Windows 10 has a program called Paint3D which, despite its name, has some useful facilites for photographic images. It can open, resize and save images in a variety of formats. You cannot control JPEG file size though.
The following describes the steps for resizing, as of 1/11/2018; Win10 updates may change this of course (grrr!!).
1. Run Paint3D and you will see an icon top left for a menu:
2. Click the menu icon to get a page of options:
3. You can see that the "Open" option gives you a "Browse" button. It enables the opening of images in various formats, including JPEG and TIFF.
4. Along the top there is an icon marked canvas:
5. Click that to get a display like this:
6. Type in your required width and/or height and hit the Enter key to resize.
7. Go to the menu again to select "Save as" and then "Image". Formats offered again include JPEG and TIFF among others.
In these digital days when anyone can take decent photos, traditional photographer's terminology is becoming superceded by neologisms. A case in point is the photographic stop. Nowadays people refer to EVs, short for Exposure Values. They are essentially the same. Adjusting the camera by 1 unit in either scale means doubling the amount of exposure (or halving if it is minus one unit). There are 3 ways to increase exposure by 1 stop (or EV) on a digital camera:
Doing all three things increases by 3 stops (or EV) of course, which means 8 times the exposure (2 cubed).
What are those f-numbers quoted for lenses? Why are they not whole numbers? And why are the smallest values considered desireable? Here we aim to dispel some of the mystery.
f stands for the focal length of the lens. Camera lenses contain many pieces of glass but if you consider a simple magnifying glass, the focal length is the distance you would hold the lens from a piece of paper in order to sharply focus an object that is very distant. For example, it would give the best chance of burning a hole in the paper by imaging the sun on it.
Lenses having smaller focal lengths give a wider field of view, with less magnification. Longer focal lengths give a narrower, magnified, telescopic view.
If we are setting a digital camera manually, rather than relying on its automatic mode, there are three things which can be adjusted:
The aperture is varied by adjusting an iris diaphragm which changes the size of the opening that allows light in through the lens, rather like the irises in our eyes. The amount of light allowed in is determined by the area of the opening, but the diameter is what photographers specify. If we want to halve the amount of light, reducing the area of the circular aperture by 2, the diameter is reduced by a factor of the square root of 2. Hence we are not dealing with whole numbers.
Furthermore, the diameter is not measured in inches or centimetres but as a fraction of the focal length, f. If the aperture has a diameter which is a quarter of the focal length of the lens we say it is set to f/4. So the f-number in this case is 4.
This may seem awkward but it has the great merit that if we set the same f-number on different lenses maybe with very different focal lengths, we will get the same amount of exposure, other settings also being equal (T and ISO).
A diagram and summary may help:
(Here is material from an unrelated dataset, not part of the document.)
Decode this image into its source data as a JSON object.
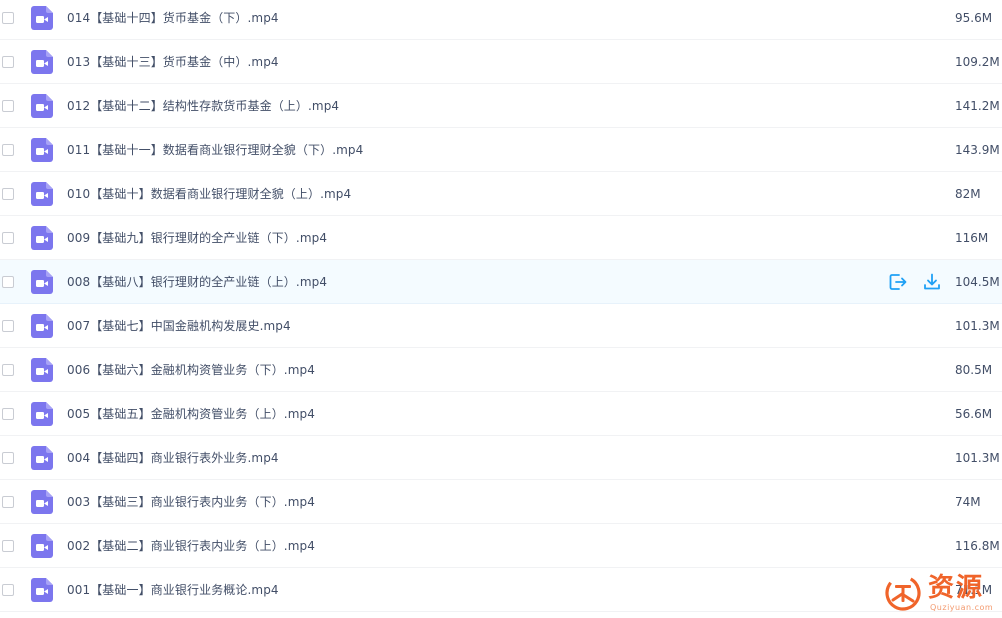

Do not be confused by a diameter in mm printed on the rim of the lens. That has nothing to do with the aperture but is the diameter of the threaded ring for attaching filters.
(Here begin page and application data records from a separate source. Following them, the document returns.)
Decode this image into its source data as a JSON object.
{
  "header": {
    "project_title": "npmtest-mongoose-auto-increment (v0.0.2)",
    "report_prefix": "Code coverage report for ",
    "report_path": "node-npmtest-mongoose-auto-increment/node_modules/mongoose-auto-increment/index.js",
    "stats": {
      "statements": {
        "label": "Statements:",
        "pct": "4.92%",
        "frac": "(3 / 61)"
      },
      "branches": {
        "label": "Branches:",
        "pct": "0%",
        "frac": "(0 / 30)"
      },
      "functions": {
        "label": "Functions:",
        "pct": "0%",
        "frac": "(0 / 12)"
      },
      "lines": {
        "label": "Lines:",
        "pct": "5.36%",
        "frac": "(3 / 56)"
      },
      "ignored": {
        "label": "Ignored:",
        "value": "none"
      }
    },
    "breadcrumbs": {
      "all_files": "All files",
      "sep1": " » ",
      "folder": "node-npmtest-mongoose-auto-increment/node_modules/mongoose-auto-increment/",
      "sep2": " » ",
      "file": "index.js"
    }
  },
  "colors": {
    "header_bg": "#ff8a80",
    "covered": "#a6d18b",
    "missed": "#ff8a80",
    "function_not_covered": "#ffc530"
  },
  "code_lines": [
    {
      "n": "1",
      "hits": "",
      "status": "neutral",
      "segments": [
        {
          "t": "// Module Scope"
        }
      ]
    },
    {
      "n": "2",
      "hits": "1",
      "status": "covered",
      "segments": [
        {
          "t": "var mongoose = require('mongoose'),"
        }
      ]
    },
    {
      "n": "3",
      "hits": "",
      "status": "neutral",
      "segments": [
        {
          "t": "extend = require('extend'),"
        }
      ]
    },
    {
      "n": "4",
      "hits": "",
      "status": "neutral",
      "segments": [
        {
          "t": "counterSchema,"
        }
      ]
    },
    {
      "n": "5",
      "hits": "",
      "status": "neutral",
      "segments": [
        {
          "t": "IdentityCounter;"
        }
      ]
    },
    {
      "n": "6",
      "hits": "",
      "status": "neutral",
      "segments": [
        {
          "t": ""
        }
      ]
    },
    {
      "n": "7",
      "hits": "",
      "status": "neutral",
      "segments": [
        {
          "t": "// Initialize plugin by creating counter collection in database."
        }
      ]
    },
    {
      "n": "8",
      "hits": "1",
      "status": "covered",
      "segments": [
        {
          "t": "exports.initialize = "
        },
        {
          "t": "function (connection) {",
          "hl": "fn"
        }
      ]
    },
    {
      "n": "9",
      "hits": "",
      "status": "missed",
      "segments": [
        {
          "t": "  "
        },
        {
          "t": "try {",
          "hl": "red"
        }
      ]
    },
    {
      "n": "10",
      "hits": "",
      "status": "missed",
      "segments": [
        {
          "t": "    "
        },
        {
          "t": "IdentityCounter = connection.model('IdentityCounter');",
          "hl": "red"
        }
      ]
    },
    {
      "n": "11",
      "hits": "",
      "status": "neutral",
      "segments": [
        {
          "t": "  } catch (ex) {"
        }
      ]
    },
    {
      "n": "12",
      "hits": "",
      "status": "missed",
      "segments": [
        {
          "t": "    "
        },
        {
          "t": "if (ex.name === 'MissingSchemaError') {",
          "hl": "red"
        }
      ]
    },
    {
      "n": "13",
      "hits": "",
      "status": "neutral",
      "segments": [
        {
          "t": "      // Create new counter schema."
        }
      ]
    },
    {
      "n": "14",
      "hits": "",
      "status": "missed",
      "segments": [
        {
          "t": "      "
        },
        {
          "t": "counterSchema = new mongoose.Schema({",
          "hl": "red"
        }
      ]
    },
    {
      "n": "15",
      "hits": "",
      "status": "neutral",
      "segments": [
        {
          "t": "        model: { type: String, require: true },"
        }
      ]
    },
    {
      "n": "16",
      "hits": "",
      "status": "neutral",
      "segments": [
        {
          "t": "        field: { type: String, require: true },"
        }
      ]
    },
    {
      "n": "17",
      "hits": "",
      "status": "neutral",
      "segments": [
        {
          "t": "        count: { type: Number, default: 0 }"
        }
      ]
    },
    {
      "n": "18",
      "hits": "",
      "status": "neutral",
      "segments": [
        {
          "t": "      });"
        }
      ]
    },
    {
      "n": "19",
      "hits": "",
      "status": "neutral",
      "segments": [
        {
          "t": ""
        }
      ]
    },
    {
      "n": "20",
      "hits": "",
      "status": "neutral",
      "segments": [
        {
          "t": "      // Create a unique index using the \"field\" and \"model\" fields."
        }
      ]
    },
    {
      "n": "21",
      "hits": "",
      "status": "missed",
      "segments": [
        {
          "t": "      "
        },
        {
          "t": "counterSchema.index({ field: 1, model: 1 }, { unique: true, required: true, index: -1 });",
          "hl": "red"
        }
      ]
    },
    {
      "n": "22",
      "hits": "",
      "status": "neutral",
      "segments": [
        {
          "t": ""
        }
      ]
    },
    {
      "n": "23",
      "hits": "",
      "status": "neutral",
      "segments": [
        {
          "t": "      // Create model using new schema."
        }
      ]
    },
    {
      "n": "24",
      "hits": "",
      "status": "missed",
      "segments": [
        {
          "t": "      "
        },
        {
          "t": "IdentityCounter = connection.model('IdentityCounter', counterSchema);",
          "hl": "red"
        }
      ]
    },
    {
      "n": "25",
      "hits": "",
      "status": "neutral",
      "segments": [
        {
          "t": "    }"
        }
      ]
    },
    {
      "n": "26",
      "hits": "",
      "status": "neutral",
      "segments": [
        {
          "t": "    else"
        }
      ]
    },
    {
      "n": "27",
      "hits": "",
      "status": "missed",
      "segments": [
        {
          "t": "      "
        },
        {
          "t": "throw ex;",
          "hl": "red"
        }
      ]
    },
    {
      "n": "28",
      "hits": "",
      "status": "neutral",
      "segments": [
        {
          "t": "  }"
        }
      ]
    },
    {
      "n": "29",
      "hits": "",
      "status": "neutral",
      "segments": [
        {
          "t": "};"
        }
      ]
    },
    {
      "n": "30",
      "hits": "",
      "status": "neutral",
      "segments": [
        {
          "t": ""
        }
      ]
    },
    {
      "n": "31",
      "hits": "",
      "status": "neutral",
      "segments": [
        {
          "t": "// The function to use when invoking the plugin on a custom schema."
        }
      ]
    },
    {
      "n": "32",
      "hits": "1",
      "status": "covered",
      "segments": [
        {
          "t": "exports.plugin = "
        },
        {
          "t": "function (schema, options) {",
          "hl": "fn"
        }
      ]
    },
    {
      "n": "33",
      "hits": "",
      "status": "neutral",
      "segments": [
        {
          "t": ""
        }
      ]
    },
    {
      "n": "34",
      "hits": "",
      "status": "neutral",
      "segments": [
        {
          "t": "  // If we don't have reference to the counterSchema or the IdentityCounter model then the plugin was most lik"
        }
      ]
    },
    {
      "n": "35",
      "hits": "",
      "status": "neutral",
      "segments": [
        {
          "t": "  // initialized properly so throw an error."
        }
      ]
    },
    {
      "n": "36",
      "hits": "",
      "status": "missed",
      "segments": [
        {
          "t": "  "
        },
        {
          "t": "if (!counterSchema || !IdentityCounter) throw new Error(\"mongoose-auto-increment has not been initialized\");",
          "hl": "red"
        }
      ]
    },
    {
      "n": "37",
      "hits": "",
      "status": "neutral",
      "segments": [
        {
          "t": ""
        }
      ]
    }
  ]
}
Varying the f-number affects more than just the amount of light entering. Setting a small aperture (large f-number, such as f/22) makes a greater depth of field. In other words the range of distances that are all in focus is greater. Sometimes this is desireable, sometimes not. To make a bird stand out from the background we might want a very shallow depth of field, so only the bird is in focus and the background is blurred out. In that case a larger aperture (smaller f-number, such as f/2.8 if the lens is capable of it) would do the job.
This is exactly why we sometimes need to use the manual settings. In automatic mode the camera cannot guess whether you want the background in focus.